Days like last Friday are difficult and disappointing days.  They remind me that we’ve only just begun this journey with Apert Syndrome – the mysterious and elusive phantom that I desperately attempt to grasp and yet never can quite catch.

Sarah has been consistently failing her hearing tests in her right ear.  More accurately, she shows a significant delay in responding to sounds in her right ear.  Last year, she had an ABR that determined she was able to neurologically process appropriate sounds for speech and language in both ears, and yet her right ear has, since her birth, shown a considerable weakness in response to noises, words, and sounds.

Last month, Sarah had her fifth surgery – fifth of an indeterminate number of surgeries.  This one was a routine, outpatient surgery to remove her adenoids and insert ear tubes for better drainage.  So far, the tubes are working beautifully, and Sarah isn’t as stuffy as she was prior to this most recent surgery.  So we are happy with the procedure itself and its intended consequences that we have, so far, recognized.

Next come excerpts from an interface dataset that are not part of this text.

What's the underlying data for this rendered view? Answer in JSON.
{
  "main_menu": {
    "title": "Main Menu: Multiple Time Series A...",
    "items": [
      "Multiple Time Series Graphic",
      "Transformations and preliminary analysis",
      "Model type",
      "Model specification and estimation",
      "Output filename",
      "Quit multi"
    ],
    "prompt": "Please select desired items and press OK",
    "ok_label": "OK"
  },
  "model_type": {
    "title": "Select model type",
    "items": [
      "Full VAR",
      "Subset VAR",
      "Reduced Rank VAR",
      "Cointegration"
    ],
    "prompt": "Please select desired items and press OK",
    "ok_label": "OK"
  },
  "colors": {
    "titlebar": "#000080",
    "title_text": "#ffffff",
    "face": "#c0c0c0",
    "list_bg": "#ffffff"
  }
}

What’s discouraging is that we very well may be embarking on something entirely new with Sarah’s apparent hearing impairment.  All sorts of emotions swarm in my head after a failed hearing test: What now?  What next?  What if she needs hearing aids?  Cochlear implants?  More exams and x-rays of her inner ear?  Possible corrective surgeries?  Speech therapy? 

I know it’s counterproductive and only feeds that feeling in the abyss of my stomach – that sinking, oppressive lump that tells me we’ve entered yet another struggle, one that few others will ever understand or even ask us about.  It’s that probability of struggling alone that tugs at my heart and sinks my spirits.

I know the truth of St. Julian of Norwich: “All is well, and all is well, and all manner of things shall be well.”  I think of it in moments like these, when I’m told Sarah will need to repeat the dreaded ABR.  I’m awaiting the day when we learn that Sarah will need something more as a result of these constant diagnostic tests.

It always ends up being something more.

More strength that’s required of us.  More faith in times of impossibility.  More swapping fears for hope, peace, even joy.  More anxieties.  Sleeplessness.  Strain on our marriage and family.  More medical bills that we cannot pay.  God keeps stretching us, requesting more of us.

In turn, I have less energy, less time for friends and family – even small occasions of enjoyment, less emotional reserve for one more crisis, one more letdown, one more disappointment.  The more God draws me into this enigmatic realm of questions with no answers, the less I have to offer – anyone.

I am learning that this is what it means to be empty.  It is the draining of my energy, time, and expectations of a normal life that dries me to bone weariness.  And the dry bones thirst for the Living Water.  This is a place only God can fill, because I have nothing left to give, except my heart.

I cannot lose faith.  I cannot permit my peace to be shaken in this darkness.  Life must be lived fully, despite the circumstances, and I readily convince myself this is true.  Still, this truth does not eliminate or alleviate the pain I experience in the darkness.

Apert Syndrome indeed is a ghost I must stop chasing, because I will never have all the answers to my interminable questions about it in this life.  I cannot face it entirely.  I must instead approach it gingerly, deliberately, wisely.  Only then can we tackle each unexpected twist and turn with authentic openness to God’s leading, even if He leads us where we do not wish to go.

Text Copyright 2015 Jeannie Ewing, all rights reserved.
Image Copyright “Ear Sculpture” (2014) by falco on Pixabay and edited in Canva by Jeannie Ewing.